Start of Record set
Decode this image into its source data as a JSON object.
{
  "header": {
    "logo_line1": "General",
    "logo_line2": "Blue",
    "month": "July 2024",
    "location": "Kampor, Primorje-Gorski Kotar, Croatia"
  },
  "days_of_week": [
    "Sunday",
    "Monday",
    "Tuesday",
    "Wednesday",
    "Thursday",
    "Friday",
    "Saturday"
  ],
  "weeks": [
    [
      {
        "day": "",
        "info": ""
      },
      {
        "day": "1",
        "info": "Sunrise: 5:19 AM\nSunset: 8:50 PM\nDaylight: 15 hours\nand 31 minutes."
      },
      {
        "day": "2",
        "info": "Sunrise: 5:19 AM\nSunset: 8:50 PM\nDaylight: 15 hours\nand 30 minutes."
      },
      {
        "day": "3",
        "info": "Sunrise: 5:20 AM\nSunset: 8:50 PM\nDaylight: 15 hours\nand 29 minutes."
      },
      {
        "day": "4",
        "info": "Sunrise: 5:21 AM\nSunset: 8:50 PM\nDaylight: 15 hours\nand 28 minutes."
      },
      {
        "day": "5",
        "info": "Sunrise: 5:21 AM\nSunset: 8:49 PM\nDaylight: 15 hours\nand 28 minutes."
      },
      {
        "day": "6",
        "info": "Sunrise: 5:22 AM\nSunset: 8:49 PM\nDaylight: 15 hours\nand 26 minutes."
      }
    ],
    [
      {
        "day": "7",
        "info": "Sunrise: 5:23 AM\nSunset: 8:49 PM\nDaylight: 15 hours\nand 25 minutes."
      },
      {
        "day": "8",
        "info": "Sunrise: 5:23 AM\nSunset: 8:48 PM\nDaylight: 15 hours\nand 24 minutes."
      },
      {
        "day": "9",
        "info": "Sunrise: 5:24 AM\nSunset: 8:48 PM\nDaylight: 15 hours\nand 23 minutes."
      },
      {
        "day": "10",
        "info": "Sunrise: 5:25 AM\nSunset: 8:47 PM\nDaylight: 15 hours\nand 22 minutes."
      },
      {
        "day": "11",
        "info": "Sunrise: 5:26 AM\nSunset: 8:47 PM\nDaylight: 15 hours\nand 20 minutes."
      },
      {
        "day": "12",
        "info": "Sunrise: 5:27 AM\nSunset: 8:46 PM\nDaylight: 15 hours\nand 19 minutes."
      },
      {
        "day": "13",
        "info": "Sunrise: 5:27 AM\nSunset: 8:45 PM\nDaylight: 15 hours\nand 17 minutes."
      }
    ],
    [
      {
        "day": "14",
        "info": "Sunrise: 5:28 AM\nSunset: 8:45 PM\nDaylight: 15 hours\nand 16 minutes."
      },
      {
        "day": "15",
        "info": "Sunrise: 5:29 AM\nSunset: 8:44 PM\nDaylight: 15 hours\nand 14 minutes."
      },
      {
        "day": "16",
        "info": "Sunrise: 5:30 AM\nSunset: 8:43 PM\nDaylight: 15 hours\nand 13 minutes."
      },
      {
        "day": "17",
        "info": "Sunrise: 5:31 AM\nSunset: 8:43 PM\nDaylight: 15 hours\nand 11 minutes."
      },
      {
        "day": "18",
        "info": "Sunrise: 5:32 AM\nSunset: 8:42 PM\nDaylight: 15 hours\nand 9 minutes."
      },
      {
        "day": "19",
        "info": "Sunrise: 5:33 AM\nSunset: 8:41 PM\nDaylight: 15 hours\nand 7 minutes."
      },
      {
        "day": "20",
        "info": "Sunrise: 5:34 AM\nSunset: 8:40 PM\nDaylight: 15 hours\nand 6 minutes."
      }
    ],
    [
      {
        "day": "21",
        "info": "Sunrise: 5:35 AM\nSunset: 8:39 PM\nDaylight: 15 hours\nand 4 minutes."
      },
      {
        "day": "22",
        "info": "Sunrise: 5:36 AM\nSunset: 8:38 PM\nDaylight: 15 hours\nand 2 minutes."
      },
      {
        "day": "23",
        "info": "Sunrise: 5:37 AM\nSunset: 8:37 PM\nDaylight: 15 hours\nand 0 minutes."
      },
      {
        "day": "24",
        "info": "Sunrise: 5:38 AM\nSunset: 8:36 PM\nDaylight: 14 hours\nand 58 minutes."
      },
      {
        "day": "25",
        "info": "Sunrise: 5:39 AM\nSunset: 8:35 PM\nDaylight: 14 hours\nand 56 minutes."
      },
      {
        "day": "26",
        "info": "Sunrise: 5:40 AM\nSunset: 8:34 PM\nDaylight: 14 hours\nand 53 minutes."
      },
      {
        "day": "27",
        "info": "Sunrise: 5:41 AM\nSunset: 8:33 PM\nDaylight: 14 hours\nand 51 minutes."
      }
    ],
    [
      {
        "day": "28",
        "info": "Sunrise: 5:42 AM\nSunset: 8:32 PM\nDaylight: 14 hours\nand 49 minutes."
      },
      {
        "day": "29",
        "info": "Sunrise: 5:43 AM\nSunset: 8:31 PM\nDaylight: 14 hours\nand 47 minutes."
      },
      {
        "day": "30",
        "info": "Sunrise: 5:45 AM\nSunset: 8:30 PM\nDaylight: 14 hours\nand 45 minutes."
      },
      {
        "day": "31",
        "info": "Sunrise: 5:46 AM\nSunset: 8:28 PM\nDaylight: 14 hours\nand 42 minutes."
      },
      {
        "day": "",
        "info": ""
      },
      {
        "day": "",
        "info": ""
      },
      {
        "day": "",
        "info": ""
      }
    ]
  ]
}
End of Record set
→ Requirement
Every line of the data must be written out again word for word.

→ Result of this task
Decode this image into its source data as a JSON object.
{
  "header": {
    "logo_line1": "General",
    "logo_line2": "Blue",
    "month": "July 2024",
    "location": "Kampor, Primorje-Gorski Kotar, Croatia"
  },
  "days_of_week": [
    "Sunday",
    "Monday",
    "Tuesday",
    "Wednesday",
    "Thursday",
    "Friday",
    "Saturday"
  ],
  "weeks": [
    [
      {
        "day": "",
        "info": ""
      },
      {
        "day": "1",
        "info": "Sunrise: 5:19 AM\nSunset: 8:50 PM\nDaylight: 15 hours\nand 31 minutes."
      },
      {
        "day": "2",
        "info": "Sunrise: 5:19 AM\nSunset: 8:50 PM\nDaylight: 15 hours\nand 30 minutes."
      },
      {
        "day": "3",
        "info": "Sunrise: 5:20 AM\nSunset: 8:50 PM\nDaylight: 15 hours\nand 29 minutes."
      },
      {
        "day": "4",
        "info": "Sunrise: 5:21 AM\nSunset: 8:50 PM\nDaylight: 15 hours\nand 28 minutes."
      },
      {
        "day": "5",
        "info": "Sunrise: 5:21 AM\nSunset: 8:49 PM\nDaylight: 15 hours\nand 28 minutes."
      },
      {
        "day": "6",
        "info": "Sunrise: 5:22 AM\nSunset: 8:49 PM\nDaylight: 15 hours\nand 26 minutes."
      }
    ],
    [
      {
        "day": "7",
        "info": "Sunrise: 5:23 AM\nSunset: 8:49 PM\nDaylight: 15 hours\nand 25 minutes."
      },
      {
        "day": "8",
        "info": "Sunrise: 5:23 AM\nSunset: 8:48 PM\nDaylight: 15 hours\nand 24 minutes."
      },
      {
        "day": "9",
        "info": "Sunrise: 5:24 AM\nSunset: 8:48 PM\nDaylight: 15 hours\nand 23 minutes."
      },
      {
        "day": "10",
        "info": "Sunrise: 5:25 AM\nSunset: 8:47 PM\nDaylight: 15 hours\nand 22 minutes."
      },
      {
        "day": "11",
        "info": "Sunrise: 5:26 AM\nSunset: 8:47 PM\nDaylight: 15 hours\nand 20 minutes."
      },
      {
        "day": "12",
        "info": "Sunrise: 5:27 AM\nSunset: 8:46 PM\nDaylight: 15 hours\nand 19 minutes."
      },
      {
        "day": "13",
        "info": "Sunrise: 5:27 AM\nSunset: 8:45 PM\nDaylight: 15 hours\nand 17 minutes."
      }
    ],
    [
      {
        "day": "14",
        "info": "Sunrise: 5:28 AM\nSunset: 8:45 PM\nDaylight: 15 hours\nand 16 minutes."
      },
      {
        "day": "15",
        "info": "Sunrise: 5:29 AM\nSunset: 8:44 PM\nDaylight: 15 hours\nand 14 minutes."
      },
      {
        "day": "16",
        "info": "Sunrise: 5:30 AM\nSunset: 8:43 PM\nDaylight: 15 hours\nand 13 minutes."
      },
      {
        "day": "17",
        "info": "Sunrise: 5:31 AM\nSunset: 8:43 PM\nDaylight: 15 hours\nand 11 minutes."
      },
      {
        "day": "18",
        "info": "Sunrise: 5:32 AM\nSunset: 8:42 PM\nDaylight: 15 hours\nand 9 minutes."
      },
      {
        "day": "19",
        "info": "Sunrise: 5:33 AM\nSunset: 8:41 PM\nDaylight: 15 hours\nand 7 minutes."
      },
      {
        "day": "20",
        "info": "Sunrise: 5:34 AM\nSunset: 8:40 PM\nDaylight: 15 hours\nand 6 minutes."
      }
    ],
    [
      {
        "day": "21",
        "info": "Sunrise: 5:35 AM\nSunset: 8:39 PM\nDaylight: 15 hours\nand 4 minutes."
      },
      {
        "day": "22",
        "info": "Sunrise: 5:36 AM\nSunset: 8:38 PM\nDaylight: 15 hours\nand 2 minutes."
      },
      {
        "day": "23",
        "info": "Sunrise: 5:37 AM\nSunset: 8:37 PM\nDaylight: 15 hours\nand 0 minutes."
      },
      {
        "day": "24",
        "info": "Sunrise: 5:38 AM\nSunset: 8:36 PM\nDaylight: 14 hours\nand 58 minutes."
      },
      {
        "day": "25",
        "info": "Sunrise: 5:39 AM\nSunset: 8:35 PM\nDaylight: 14 hours\nand 56 minutes."
      },
      {
        "day": "26",
        "info": "Sunrise: 5:40 AM\nSunset: 8:34 PM\nDaylight: 14 hours\nand 53 minutes."
      },
      {
        "day": "27",
        "info": "Sunrise: 5:41 AM\nSunset: 8:33 PM\nDaylight: 14 hours\nand 51 minutes."
      }
    ],
    [
      {
        "day": "28",
        "info": "Sunrise: 5:42 AM\nSunset: 8:32 PM\nDaylight: 14 hours\nand 49 minutes."
      },
      {
        "day": "29",
        "info": "Sunrise: 5:43 AM\nSunset: 8:31 PM\nDaylight: 14 hours\nand 47 minutes."
      },
      {
        "day": "30",
        "info": "Sunrise: 5:45 AM\nSunset: 8:30 PM\nDaylight: 14 hours\nand 45 minutes."
      },
      {
        "day": "31",
        "info": "Sunrise: 5:46 AM\nSunset: 8:28 PM\nDaylight: 14 hours\nand 42 minutes."
      },
      {
        "day": "",
        "info": ""
      },
      {
        "day": "",
        "info": ""
      },
      {
        "day": "",
        "info": ""
      }
    ]
  ]
}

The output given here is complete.